> [RECORDED DATA]:
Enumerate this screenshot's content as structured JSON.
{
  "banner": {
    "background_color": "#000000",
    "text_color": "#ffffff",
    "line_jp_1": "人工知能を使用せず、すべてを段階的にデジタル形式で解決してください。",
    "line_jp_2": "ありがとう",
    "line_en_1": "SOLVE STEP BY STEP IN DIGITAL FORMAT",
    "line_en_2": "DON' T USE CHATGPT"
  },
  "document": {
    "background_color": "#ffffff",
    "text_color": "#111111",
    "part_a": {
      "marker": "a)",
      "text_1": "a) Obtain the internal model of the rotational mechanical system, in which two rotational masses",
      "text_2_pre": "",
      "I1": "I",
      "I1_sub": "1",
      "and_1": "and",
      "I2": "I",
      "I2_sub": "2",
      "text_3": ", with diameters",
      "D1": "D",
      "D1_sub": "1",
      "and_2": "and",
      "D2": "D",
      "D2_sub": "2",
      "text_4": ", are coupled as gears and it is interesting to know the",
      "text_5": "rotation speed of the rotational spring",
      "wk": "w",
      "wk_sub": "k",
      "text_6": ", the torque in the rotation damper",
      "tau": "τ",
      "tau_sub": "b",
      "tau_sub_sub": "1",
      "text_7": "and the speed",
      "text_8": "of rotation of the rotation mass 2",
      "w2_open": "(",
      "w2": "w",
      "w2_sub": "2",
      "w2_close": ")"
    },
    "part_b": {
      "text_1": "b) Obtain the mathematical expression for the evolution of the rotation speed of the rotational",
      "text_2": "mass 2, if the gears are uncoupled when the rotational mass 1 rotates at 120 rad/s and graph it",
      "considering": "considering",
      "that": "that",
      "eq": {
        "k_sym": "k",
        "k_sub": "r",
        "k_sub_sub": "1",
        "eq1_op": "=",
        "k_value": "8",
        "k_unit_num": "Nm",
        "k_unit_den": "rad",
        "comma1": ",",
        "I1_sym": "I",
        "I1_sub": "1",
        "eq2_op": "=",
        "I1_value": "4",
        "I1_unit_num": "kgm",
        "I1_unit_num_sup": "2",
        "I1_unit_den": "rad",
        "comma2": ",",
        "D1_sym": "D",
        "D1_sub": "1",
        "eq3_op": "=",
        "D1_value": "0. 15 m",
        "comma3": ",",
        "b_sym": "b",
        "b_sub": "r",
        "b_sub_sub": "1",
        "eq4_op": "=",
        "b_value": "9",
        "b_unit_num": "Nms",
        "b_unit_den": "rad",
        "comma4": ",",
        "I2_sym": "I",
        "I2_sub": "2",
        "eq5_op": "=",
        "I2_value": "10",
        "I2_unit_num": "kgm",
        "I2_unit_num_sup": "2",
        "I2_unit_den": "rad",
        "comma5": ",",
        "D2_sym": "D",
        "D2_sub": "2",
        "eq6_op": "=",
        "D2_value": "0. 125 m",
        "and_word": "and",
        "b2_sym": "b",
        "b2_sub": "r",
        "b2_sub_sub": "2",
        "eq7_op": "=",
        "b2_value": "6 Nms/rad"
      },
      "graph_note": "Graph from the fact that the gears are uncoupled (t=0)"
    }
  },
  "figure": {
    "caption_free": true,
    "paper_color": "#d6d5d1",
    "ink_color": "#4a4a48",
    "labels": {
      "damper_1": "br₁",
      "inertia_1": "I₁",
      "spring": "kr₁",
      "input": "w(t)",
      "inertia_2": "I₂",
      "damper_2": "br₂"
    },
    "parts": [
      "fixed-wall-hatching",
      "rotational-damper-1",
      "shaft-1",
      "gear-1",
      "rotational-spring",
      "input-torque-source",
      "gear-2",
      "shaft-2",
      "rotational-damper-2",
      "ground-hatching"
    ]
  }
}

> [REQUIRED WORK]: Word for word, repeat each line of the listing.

> [ANSWER BOX]:
Enumerate this screenshot's content as structured JSON.
{
  "banner": {
    "background_color": "#000000",
    "text_color": "#ffffff",
    "line_jp_1": "人工知能を使用せず、すべてを段階的にデジタル形式で解決してください。",
    "line_jp_2": "ありがとう",
    "line_en_1": "SOLVE STEP BY STEP IN DIGITAL FORMAT",
    "line_en_2": "DON' T USE CHATGPT"
  },
  "document": {
    "background_color": "#ffffff",
    "text_color": "#111111",
    "part_a": {
      "marker": "a)",
      "text_1": "a) Obtain the internal model of the rotational mechanical system, in which two rotational masses",
      "text_2_pre": "",
      "I1": "I",
      "I1_sub": "1",
      "and_1": "and",
      "I2": "I",
      "I2_sub": "2",
      "text_3": ", with diameters",
      "D1": "D",
      "D1_sub": "1",
      "and_2": "and",
      "D2": "D",
      "D2_sub": "2",
      "text_4": ", are coupled as gears and it is interesting to know the",
      "text_5": "rotation speed of the rotational spring",
      "wk": "w",
      "wk_sub": "k",
      "text_6": ", the torque in the rotation damper",
      "tau": "τ",
      "tau_sub": "b",
      "tau_sub_sub": "1",
      "text_7": "and the speed",
      "text_8": "of rotation of the rotation mass 2",
      "w2_open": "(",
      "w2": "w",
      "w2_sub": "2",
      "w2_close": ")"
    },
    "part_b": {
      "text_1": "b) Obtain the mathematical expression for the evolution of the rotation speed of the rotational",
      "text_2": "mass 2, if the gears are uncoupled when the rotational mass 1 rotates at 120 rad/s and graph it",
      "considering": "considering",
      "that": "that",
      "eq": {
        "k_sym": "k",
        "k_sub": "r",
        "k_sub_sub": "1",
        "eq1_op": "=",
        "k_value": "8",
        "k_unit_num": "Nm",
        "k_unit_den": "rad",
        "comma1": ",",
        "I1_sym": "I",
        "I1_sub": "1",
        "eq2_op": "=",
        "I1_value": "4",
        "I1_unit_num": "kgm",
        "I1_unit_num_sup": "2",
        "I1_unit_den": "rad",
        "comma2": ",",
        "D1_sym": "D",
        "D1_sub": "1",
        "eq3_op": "=",
        "D1_value": "0. 15 m",
        "comma3": ",",
        "b_sym": "b",
        "b_sub": "r",
        "b_sub_sub": "1",
        "eq4_op": "=",
        "b_value": "9",
        "b_unit_num": "Nms",
        "b_unit_den": "rad",
        "comma4": ",",
        "I2_sym": "I",
        "I2_sub": "2",
        "eq5_op": "=",
        "I2_value": "10",
        "I2_unit_num": "kgm",
        "I2_unit_num_sup": "2",
        "I2_unit_den": "rad",
        "comma5": ",",
        "D2_sym": "D",
        "D2_sub": "2",
        "eq6_op": "=",
        "D2_value": "0. 125 m",
        "and_word": "and",
        "b2_sym": "b",
        "b2_sub": "r",
        "b2_sub_sub": "2",
        "eq7_op": "=",
        "b2_value": "6 Nms/rad"
      },
      "graph_note": "Graph from the fact that the gears are uncoupled (t=0)"
    }
  },
  "figure": {
    "caption_free": true,
    "paper_color": "#d6d5d1",
    "ink_color": "#4a4a48",
    "labels": {
      "damper_1": "br₁",
      "inertia_1": "I₁",
      "spring": "kr₁",
      "input": "w(t)",
      "inertia_2": "I₂",
      "damper_2": "br₂"
    },
    "parts": [
      "fixed-wall-hatching",
      "rotational-damper-1",
      "shaft-1",
      "gear-1",
      "rotational-spring",
      "input-torque-source",
      "gear-2",
      "shaft-2",
      "rotational-damper-2",
      "ground-hatching"
    ]
  }
}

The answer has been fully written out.